  • Gonzales’s piece also includes injury updates on Albert Almora, Jr. – he’ll be given at least the full seven days to recover from his whiplash/concussion-like symptoms – and Pierce Johnson – still not close to joining an affiliate as he recovers from a Spring Training lat injury.
  • Through 7.2 innings at AAA Iowa, James Russell has been as good as it gets: no runs, just 3 hits, no walks, and 11 strikeouts. Although I’m not sure he can be a full-inning guy for the Cubs, he probably is a guy who can help in the bullpen. The trick is going to be figuring out how to incorporate him – while Zac Rosscup has acquitted himself as a full-inning guy, Phil Coke is best used as a situational lefty. With seven relievers in the pen, can the Cubs realistically have three lefties, two of which are best used as LOOGYs? Moreover, neither Russell nor Coke can be freely optioned back and forth between Iowa and the big leagues.
  • If you missed it, Javier Baez is back at AAA Iowa, and Luke wrote about his first game back earlier today.
  • David Cameron looks at the disparity between run-scoring this April versus last year (scoring is up) despite the fact that wOBA is flat. Curious.
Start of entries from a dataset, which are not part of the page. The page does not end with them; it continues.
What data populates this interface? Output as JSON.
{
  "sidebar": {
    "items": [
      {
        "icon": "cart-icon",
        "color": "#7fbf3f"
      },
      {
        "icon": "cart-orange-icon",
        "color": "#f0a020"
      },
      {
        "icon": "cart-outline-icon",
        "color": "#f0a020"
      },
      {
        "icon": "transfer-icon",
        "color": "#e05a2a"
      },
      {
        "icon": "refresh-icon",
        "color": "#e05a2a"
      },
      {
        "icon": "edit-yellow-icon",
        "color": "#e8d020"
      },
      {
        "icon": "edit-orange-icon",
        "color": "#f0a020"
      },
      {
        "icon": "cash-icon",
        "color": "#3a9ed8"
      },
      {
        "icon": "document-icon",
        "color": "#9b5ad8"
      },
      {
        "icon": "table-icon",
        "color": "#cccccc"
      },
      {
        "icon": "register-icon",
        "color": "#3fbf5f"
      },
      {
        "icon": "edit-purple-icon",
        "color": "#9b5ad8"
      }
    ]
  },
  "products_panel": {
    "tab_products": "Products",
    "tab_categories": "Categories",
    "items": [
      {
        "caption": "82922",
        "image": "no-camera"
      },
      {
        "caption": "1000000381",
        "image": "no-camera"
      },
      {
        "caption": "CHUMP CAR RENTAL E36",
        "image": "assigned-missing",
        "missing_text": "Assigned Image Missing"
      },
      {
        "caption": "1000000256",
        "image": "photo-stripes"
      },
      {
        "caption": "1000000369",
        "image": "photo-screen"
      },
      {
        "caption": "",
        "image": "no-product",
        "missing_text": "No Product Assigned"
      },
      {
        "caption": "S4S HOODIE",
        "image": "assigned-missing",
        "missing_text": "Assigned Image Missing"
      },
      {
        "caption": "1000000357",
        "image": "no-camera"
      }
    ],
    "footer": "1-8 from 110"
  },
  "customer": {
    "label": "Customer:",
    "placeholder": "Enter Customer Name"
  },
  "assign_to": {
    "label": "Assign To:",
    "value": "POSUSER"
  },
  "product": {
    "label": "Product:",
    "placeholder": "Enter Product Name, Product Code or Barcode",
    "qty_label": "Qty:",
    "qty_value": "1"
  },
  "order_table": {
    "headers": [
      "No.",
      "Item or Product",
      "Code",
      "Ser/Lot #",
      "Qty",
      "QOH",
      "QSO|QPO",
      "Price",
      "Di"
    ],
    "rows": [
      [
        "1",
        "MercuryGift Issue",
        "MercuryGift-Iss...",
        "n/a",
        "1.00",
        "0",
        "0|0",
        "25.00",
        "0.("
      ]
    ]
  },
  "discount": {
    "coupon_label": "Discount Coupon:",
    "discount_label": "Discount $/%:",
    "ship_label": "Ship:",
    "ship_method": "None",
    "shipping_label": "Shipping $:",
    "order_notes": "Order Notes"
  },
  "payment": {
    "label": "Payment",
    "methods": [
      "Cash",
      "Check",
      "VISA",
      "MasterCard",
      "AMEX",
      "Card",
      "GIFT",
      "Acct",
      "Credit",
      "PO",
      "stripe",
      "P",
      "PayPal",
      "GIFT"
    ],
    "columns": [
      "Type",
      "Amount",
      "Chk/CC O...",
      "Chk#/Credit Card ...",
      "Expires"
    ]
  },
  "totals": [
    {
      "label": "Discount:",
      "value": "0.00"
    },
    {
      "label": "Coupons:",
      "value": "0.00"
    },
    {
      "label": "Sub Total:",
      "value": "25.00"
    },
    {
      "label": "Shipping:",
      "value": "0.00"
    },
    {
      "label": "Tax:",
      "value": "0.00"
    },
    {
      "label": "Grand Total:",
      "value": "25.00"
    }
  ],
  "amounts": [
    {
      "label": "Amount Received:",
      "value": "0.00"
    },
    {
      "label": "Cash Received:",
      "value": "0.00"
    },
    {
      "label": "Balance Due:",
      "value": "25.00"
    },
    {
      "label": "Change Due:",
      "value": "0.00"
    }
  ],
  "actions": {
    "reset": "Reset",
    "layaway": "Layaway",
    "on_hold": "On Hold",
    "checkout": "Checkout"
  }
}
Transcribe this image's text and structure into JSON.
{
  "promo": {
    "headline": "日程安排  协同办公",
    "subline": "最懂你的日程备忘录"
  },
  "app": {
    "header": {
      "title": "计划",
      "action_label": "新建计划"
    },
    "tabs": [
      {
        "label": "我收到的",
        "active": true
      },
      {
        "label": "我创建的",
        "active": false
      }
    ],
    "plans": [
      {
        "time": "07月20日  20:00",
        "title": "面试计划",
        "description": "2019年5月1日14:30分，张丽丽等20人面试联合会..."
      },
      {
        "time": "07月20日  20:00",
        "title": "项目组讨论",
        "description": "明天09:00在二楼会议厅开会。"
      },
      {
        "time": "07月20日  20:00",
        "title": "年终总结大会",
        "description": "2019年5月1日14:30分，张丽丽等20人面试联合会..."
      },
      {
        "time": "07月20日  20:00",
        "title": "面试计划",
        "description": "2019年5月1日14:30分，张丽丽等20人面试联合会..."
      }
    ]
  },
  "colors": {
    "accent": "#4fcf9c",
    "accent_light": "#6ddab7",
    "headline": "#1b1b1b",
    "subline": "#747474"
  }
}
  • Patrick Mooney on the Cubs’ big investment in Jon Lester – no, it’s not another article about Lester’s so-so (small sample) start to the season. It’s more about his unique durability, and pitcher injuries throughout the game.
  • Rian Watt takes a fun look at the best individual moments (by WPA) of the first month of the season.
  • Chris Coghlan talks about being a guy who’s been in every kind of role, and how that fits in with this Cubs team (CSN).
  • After the first month of the season, Jesse Rogers is recalibrating his expectations for this Cubs team.
  • I was on the Second Winded podcast to talk about the Cubs.
  • I don’t know what to make of Michael’s great piece last evening about Travis Wood’s hot start in 2015. I’d planned to write about that, myself, but what I didn’t remember – until Michael wrote about it – was that Wood was equally hot to start the 2014 season. That doesn’t mean he’s suddenly going to fall off the map this year, of course. And maybe I’m lying to myself to match what I want to see, but it sure seems like Wood has been hitting his spots much more consistently this year than last year, even early on. One big difference between 2014 and 2015 has been Wood’s pitch usage – in 2014, he was relying heavily on his cutter in April, whereas this year it’s mostly been his four-seamer and two-seamer. Of course, by the end of 2014, his usage looked more like what he did this April 2015. So there may not be much meaning here. We’ll have to see how the usage proceeds.
  • From the Pelicans:

Author: Brett Taylor

Brett Taylor is the Editor and Lead Cubs Writer at Bleacher Nation, and you can find him on Twitter at @BleacherNation and @Brett_A_Taylor.